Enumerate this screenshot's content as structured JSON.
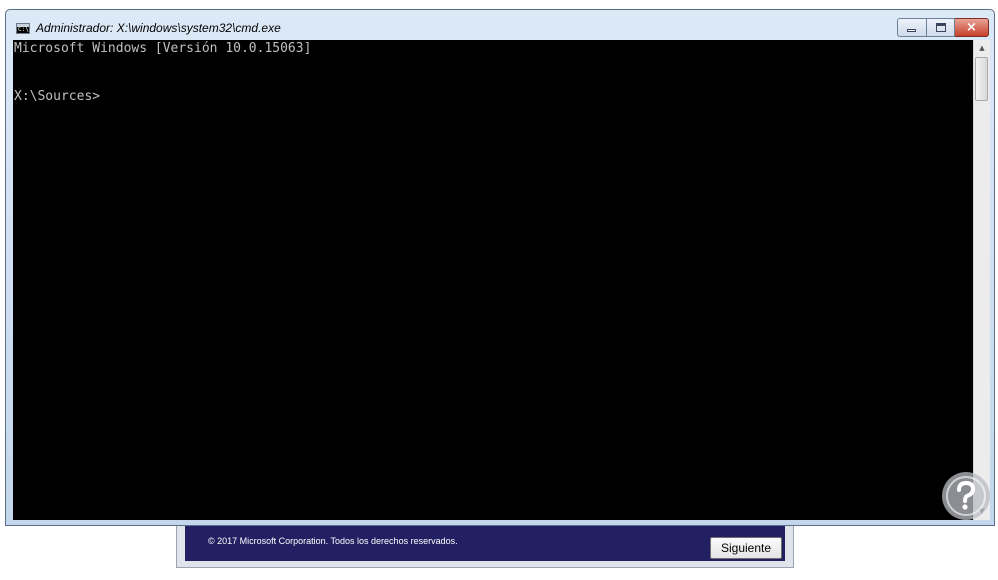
{
  "cmd_window": {
    "title": "Administrador: X:\\windows\\system32\\cmd.exe",
    "icon_glyph": "C:\\",
    "controls": {
      "minimize": "minimize-icon",
      "maximize": "maximize-icon",
      "close": "×"
    },
    "console_lines": [
      "Microsoft Windows [Versión 10.0.15063]",
      "X:\\Sources>"
    ],
    "background_color": "#000000",
    "text_color": "#c0c0c0"
  },
  "setup_window": {
    "copyright": "© 2017 Microsoft Corporation. Todos los derechos reservados.",
    "next_button": "Siguiente",
    "footer_color": "#231f63"
  },
  "scrollbar": {
    "up_arrow": "▲",
    "down_arrow": "▼"
  },
  "watermark": {
    "icon": "question-mark-logo-icon"
  }
}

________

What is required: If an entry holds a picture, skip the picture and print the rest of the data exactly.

Finished exercise:
Enumerate this screenshot's content as structured JSON.
{
  "cmd_window": {
    "title": "Administrador: X:\\windows\\system32\\cmd.exe",
    "icon_glyph": "C:\\",
    "controls": {
      "minimize": "minimize-icon",
      "maximize": "maximize-icon",
      "close": "×"
    },
    "console_lines": [
      "Microsoft Windows [Versión 10.0.15063]",
      "X:\\Sources>"
    ],
    "background_color": "#000000",
    "text_color": "#c0c0c0"
  },
  "setup_window": {
    "copyright": "© 2017 Microsoft Corporation. Todos los derechos reservados.",
    "next_button": "Siguiente",
    "footer_color": "#231f63"
  },
  "scrollbar": {
    "up_arrow": "▲",
    "down_arrow": "▼"
  },
  "watermark": {
    "icon": "question-mark-logo-icon"
  }
}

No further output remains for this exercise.